I've noticed that when a work of fiction focuses on a group of four characters, the roles those characters play within the group fall into a pattern. It seems to be more or less the same regardless of the gender of the group, although these are almost always same-sex groups. The roles are:
There seems to be something about these particular archetypes that form a stable and satisfying group dynamic. A functioning group can't have four leaders or four goofballs, nothing would get done. These characters balance each other out and support each other. When one's overarching modus operandi is harmful to the situation, the others unite to compensate. When the leader pushes the group too hard, the goofball lightens the mood. The Brain comes up with the plans, but needs the others to execute. The Hothead is passionate and fires the group up, inspiring them to drive forward towards their goal (Though sometimes the Hothead can go too far. If they perceive the group isn't caring enough and they'll try to go off on their own, requiring rescue from the rest of the group).
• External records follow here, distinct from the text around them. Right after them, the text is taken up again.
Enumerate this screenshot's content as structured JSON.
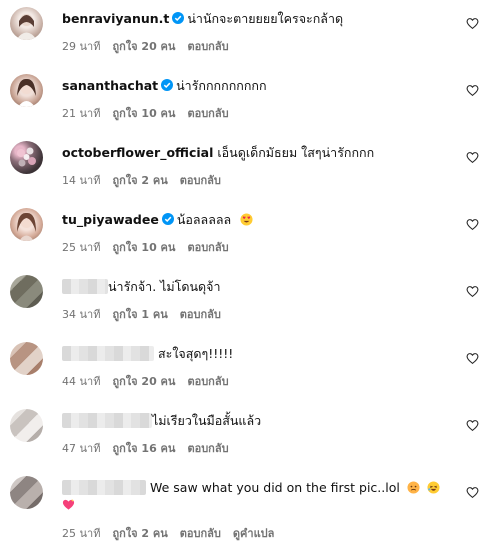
{
  "comments": [
    {
      "username": "benraviyanun.t",
      "verified": true,
      "text": "น่านักจะตายยยยใครจะกล้าดุ",
      "time": "29 นาที",
      "likes": "ถูกใจ 20 คน",
      "reply": "ตอบกลับ"
    },
    {
      "username": "sananthachat",
      "verified": true,
      "text": "น่ารักกกกกกกกก",
      "time": "21 นาที",
      "likes": "ถูกใจ 10 คน",
      "reply": "ตอบกลับ"
    },
    {
      "username": "octoberflower_official",
      "verified": false,
      "text": "เอ็นดูเด็กมัธยม ใสๆน่ารักกกก",
      "time": "14 นาที",
      "likes": "ถูกใจ 2 คน",
      "reply": "ตอบกลับ"
    },
    {
      "username": "tu_piyawadee",
      "verified": true,
      "text": "น้อลลลลล",
      "time": "25 นาที",
      "likes": "ถูกใจ 10 คน",
      "reply": "ตอบกลับ"
    },
    {
      "username": "",
      "verified": false,
      "text": "น่ารักจ้า. ไม่โดนดุจ้า",
      "time": "34 นาที",
      "likes": "ถูกใจ 1 คน",
      "reply": "ตอบกลับ"
    },
    {
      "username": "",
      "verified": false,
      "text": "สะใจสุดๆ!!!!!",
      "time": "44 นาที",
      "likes": "ถูกใจ 20 คน",
      "reply": "ตอบกลับ"
    },
    {
      "username": "",
      "verified": false,
      "text": "ไม่เรียวในมือสั้นแล้ว",
      "time": "47 นาที",
      "likes": "ถูกใจ 16 คน",
      "reply": "ตอบกลับ"
    },
    {
      "username": "",
      "verified": false,
      "text": "We saw what you did on the first pic..lol",
      "time": "25 นาที",
      "likes": "ถูกใจ 2 คน",
      "reply": "ตอบกลับ",
      "translate": "ดูคำแปล"
    }
  ],
  "icons": {
    "verified": "verified-badge-icon",
    "like": "heart-outline-icon"
  },
  "colors": {
    "verified_blue": "#0095f6",
    "meta_gray": "#737373",
    "text": "#111111"
  }
}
I'm focusing here on stories where the group is united in a quest towards some common goal, which seems to often be the case. If the story is a Hero's Journey, the leader is often the hero, with the rest of the group as support. The same character types are also evident in more open ended formats where there isn't necessarily a quest - examples below.
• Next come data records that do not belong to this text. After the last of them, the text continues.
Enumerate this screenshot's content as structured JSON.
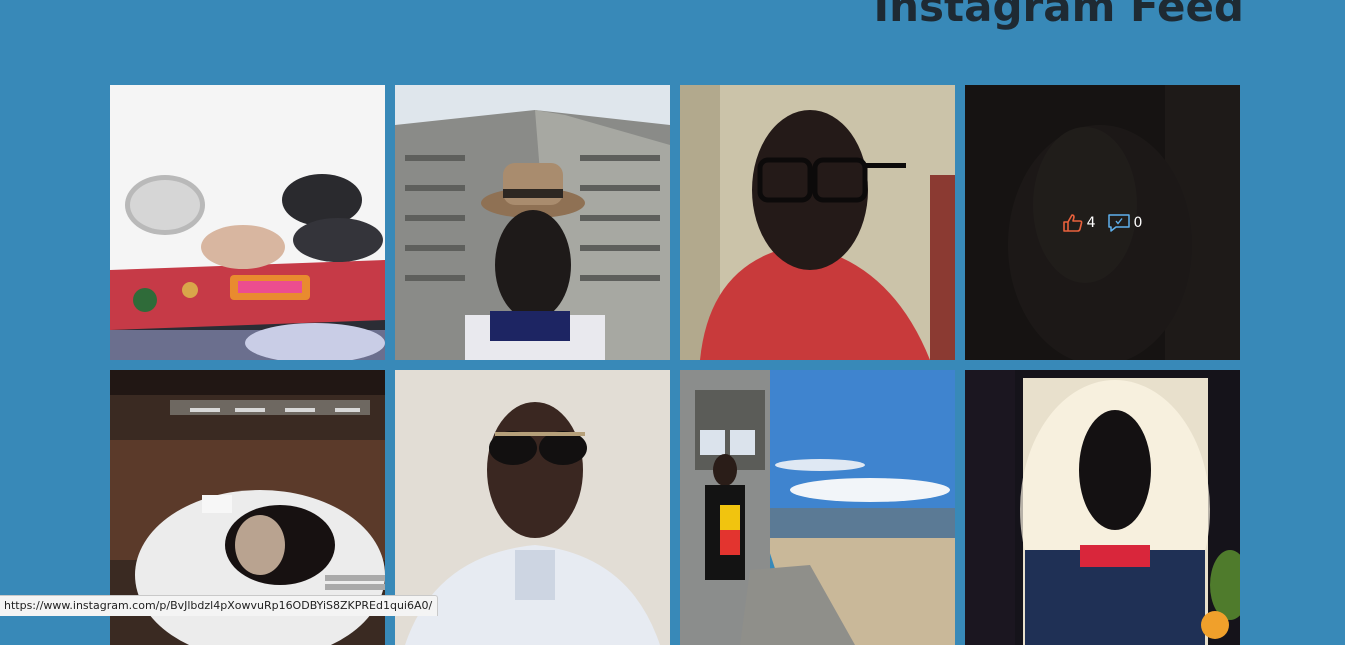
{
  "page": {
    "title": "Instagram Feed"
  },
  "feed": {
    "items": [
      {
        "image": "dunkin-donuts-box-photo"
      },
      {
        "image": "man-in-hat-tower-selfie-photo"
      },
      {
        "image": "man-with-glasses-red-shirt-photo"
      },
      {
        "image": "dark-selfie-photo",
        "likes": "4",
        "comments": "0"
      },
      {
        "image": "chocolate-cake-plate-photo"
      },
      {
        "image": "man-with-sunglasses-white-shirt-photo"
      },
      {
        "image": "man-by-beach-photo"
      },
      {
        "image": "backlit-portrait-photo"
      }
    ]
  },
  "status_bar": {
    "url": "https://www.instagram.com/p/BvJlbdzl4pXowvuRp16ODBYiS8ZKPREd1qui6A0/"
  },
  "colors": {
    "background": "#3889b8",
    "title": "#1e2a33",
    "like_icon": "#e8613c",
    "comment_icon": "#5fb0ec"
  }
}
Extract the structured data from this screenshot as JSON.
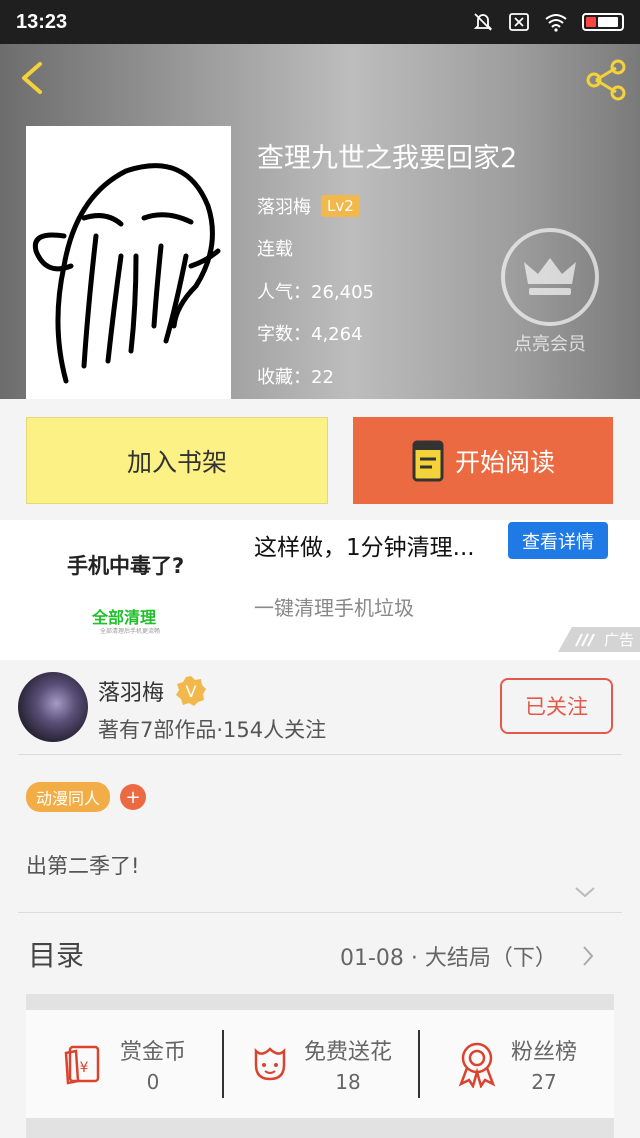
{
  "status_bar": {
    "time": "13:23"
  },
  "book": {
    "title": "查理九世之我要回家2",
    "author": "落羽梅",
    "level": "Lv2",
    "status": "连载",
    "popularity": "人气：26,405",
    "word_count": "字数：4,264",
    "favorites": "收藏：22"
  },
  "vip": {
    "label": "点亮会员"
  },
  "actions": {
    "add_to_shelf": "加入书架",
    "start_reading": "开始阅读"
  },
  "ad": {
    "thumb_title": "手机中毒了?",
    "thumb_subtitle": "全部清理",
    "thumb_tiny": "全部清理后手机更流畅",
    "title": "这样做，1分钟清理...",
    "button": "查看详情",
    "description": "一键清理手机垃圾",
    "tag": "广告"
  },
  "author_card": {
    "name": "落羽梅",
    "badge": "V",
    "stats": "著有7部作品·154人关注",
    "follow_label": "已关注"
  },
  "tags": {
    "items": [
      "动漫同人"
    ],
    "add": "+"
  },
  "synopsis": "出第二季了!",
  "toc": {
    "title": "目录",
    "latest": "01-08 · 大结局（下）"
  },
  "stats": [
    {
      "label": "赏金币",
      "value": "0",
      "icon": "red-envelope-icon"
    },
    {
      "label": "免费送花",
      "value": "18",
      "icon": "flower-icon"
    },
    {
      "label": "粉丝榜",
      "value": "27",
      "icon": "medal-icon"
    }
  ],
  "colors": {
    "accent_orange": "#eb6a41",
    "shelf_yellow": "#fbf184",
    "ad_blue": "#1f7ae6",
    "follow_red": "#e5594a"
  }
}
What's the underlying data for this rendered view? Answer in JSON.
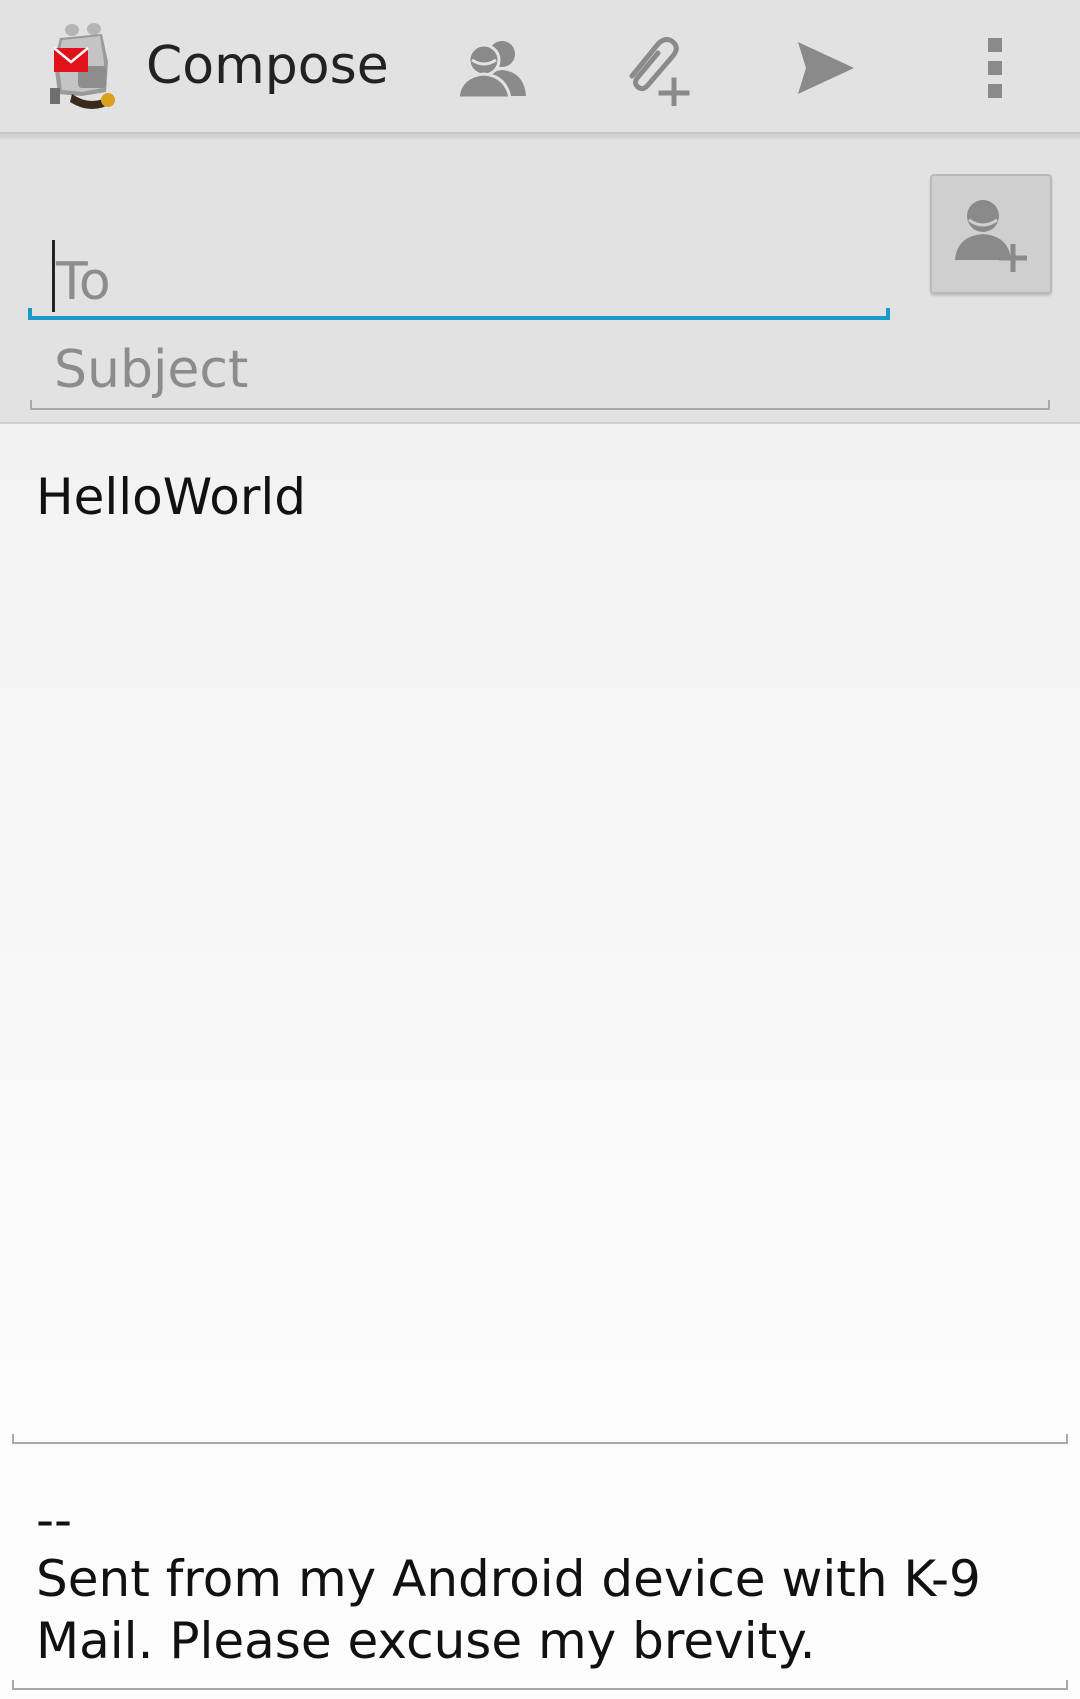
{
  "action_bar": {
    "title": "Compose",
    "app_icon": "k9-mail-dog-icon",
    "actions": [
      {
        "name": "contacts-icon"
      },
      {
        "name": "attach-icon"
      },
      {
        "name": "send-icon"
      },
      {
        "name": "overflow-menu-icon"
      }
    ]
  },
  "header": {
    "to": {
      "placeholder": "To",
      "value": ""
    },
    "add_contact_icon": "add-contact-icon",
    "subject": {
      "placeholder": "Subject",
      "value": ""
    }
  },
  "message": {
    "body": "HelloWorld",
    "signature_separator": "--",
    "signature": "Sent from my Android device with K-9 Mail. Please excuse my brevity."
  },
  "colors": {
    "accent": "#1a9ac9",
    "action_bar": "#e2e2e2",
    "icon": "#8a8a8a"
  }
}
The first place I noticed this was in the movie Stand By Me, as it seems particularly pronounced there:
Stand By Me is interesting because it's about (so to speak) The Brain, in that he's the narrator. Usually if there's a main character, it's The Leader, but much of the time all four characters share the focus equally. Some other four character ensembles where this dynamic plays out:
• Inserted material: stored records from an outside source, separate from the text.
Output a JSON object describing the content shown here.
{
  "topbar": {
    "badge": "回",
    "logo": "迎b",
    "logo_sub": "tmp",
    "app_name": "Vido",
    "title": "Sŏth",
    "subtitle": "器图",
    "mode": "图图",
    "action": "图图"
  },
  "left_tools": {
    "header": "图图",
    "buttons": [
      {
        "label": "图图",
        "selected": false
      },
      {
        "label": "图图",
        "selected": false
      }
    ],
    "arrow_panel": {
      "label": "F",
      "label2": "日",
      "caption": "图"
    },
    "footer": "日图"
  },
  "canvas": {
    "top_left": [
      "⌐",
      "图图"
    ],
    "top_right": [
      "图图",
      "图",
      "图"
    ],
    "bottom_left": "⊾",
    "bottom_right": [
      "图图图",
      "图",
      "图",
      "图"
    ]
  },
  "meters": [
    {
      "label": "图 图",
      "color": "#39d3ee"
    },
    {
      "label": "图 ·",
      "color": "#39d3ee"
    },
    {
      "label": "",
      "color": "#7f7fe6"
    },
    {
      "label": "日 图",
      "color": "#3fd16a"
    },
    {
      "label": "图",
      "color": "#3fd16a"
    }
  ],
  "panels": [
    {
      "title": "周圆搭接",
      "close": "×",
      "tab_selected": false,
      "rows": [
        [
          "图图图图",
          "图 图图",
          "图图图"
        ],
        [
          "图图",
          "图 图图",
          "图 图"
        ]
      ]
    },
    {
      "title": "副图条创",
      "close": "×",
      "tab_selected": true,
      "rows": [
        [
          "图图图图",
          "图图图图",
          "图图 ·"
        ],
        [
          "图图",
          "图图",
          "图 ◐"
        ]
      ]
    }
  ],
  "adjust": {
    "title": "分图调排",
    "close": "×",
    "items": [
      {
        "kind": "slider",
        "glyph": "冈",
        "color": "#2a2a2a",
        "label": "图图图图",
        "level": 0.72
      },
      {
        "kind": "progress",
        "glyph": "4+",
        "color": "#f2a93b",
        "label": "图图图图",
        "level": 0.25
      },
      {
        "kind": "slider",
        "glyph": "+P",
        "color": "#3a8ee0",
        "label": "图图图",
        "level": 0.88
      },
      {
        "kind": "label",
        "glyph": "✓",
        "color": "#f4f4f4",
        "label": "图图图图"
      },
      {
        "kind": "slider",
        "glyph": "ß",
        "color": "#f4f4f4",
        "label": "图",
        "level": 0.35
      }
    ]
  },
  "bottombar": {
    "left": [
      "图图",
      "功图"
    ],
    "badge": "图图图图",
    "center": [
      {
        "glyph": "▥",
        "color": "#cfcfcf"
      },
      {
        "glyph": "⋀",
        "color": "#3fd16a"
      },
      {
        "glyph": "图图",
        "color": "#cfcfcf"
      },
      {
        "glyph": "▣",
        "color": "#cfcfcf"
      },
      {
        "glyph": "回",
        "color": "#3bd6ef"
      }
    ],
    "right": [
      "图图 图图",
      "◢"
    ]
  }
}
Also very obvious, and probably a better canonical example than Stand By Me.
I've heard tell that some people consider Raphael the leader. Unfortunately, those people are wrong.
This is a less than perfect example. Winston is The Hothead mostly by the process of elmination. If Ghostbusters has a failing, it's how underdeveloped the character of Winston is, compared to the other three. It will be interesting to see how the new Ghostbusters handles the Winston-equivalent character. Speaking of groups of women, they hold to more or less the same dynamic.
To be honest, I haven't seen a whole lot of this show and I'm not sure I have this right. One could make an argument for switching Charlotte and Miranda. Samantha is much more on the "Free Spirit" side of Goofball / Free Spirit type. The Goofball's role is to push the group to lighten up and take things less seriously and sometimes provide comic relief. A lot of the time this is accomplished by The Goofball character being naive and innocent, almost childlike. Samantha is an interesting departure in that she accomplishes this purpose while being decidedly not innocent.
This one puzzled me for a bit. I wanted Jessa to be the free spirit, since that is the way she seems to view herself. By season 2 though, it becomes obvious that Jessa isn't as carefree as she appears, and that is mostly an act to cover up her personal struggles. Shoshanna, on the other hand, is charmingly naive sometimes, dispensing wisdom in a from-the-mouths-of-babes type way. She plays The Fool, who, because of her innocence, can get away with acknowledging truths the other characters know, but delude themselves into ignoring.
Seinfeld fits so well I have to think it's deliberate. George flies off the handle on the regular. A whole episode is devoted to Elaine retaking an IQ test to prove how smart she is. Kramer is, well, Kramer. It's also a somewhat rare example of a mixed-gender group. Way to be progressive, Seinfeld!
This seems to be a remarkably robust dynamic. It holds true even in larger groups, where more than one character may combine to fill the same role. Take Lord of the Rings, for example - many more than four characters, yet they fit the same archetypes.
As a variation, The Hothead is sometimes optional. If the characters are sufficiently motivated by their situation and/or if the story is too light-hearted to support someone who's dark and brooding, it's not necessary to embody that aspect in a character. Harry Potter is the most obvious example of a three person dynamic.
I don't think the story would have been improved by the addition of a fourth Hothead character to the main group. The direness of the impending doom of Voldemort taking over the world is sufficient to inspire the characters to move forward. Harry also does some double-duty by having brooding, troubled episodes at times.
Clearly, I could go on indefinitely analyzing how various different character groups fit into this mold, as it's a lot of fun to me. I doubt it's perfect and probably someone will be able to point out an example where it doesn't hold. Still, I think it provides a good framework for how characters can interact with each other in a way that is satisfying to watch. Definitely something to keep in mind and play with if I ever write something about a group of characters.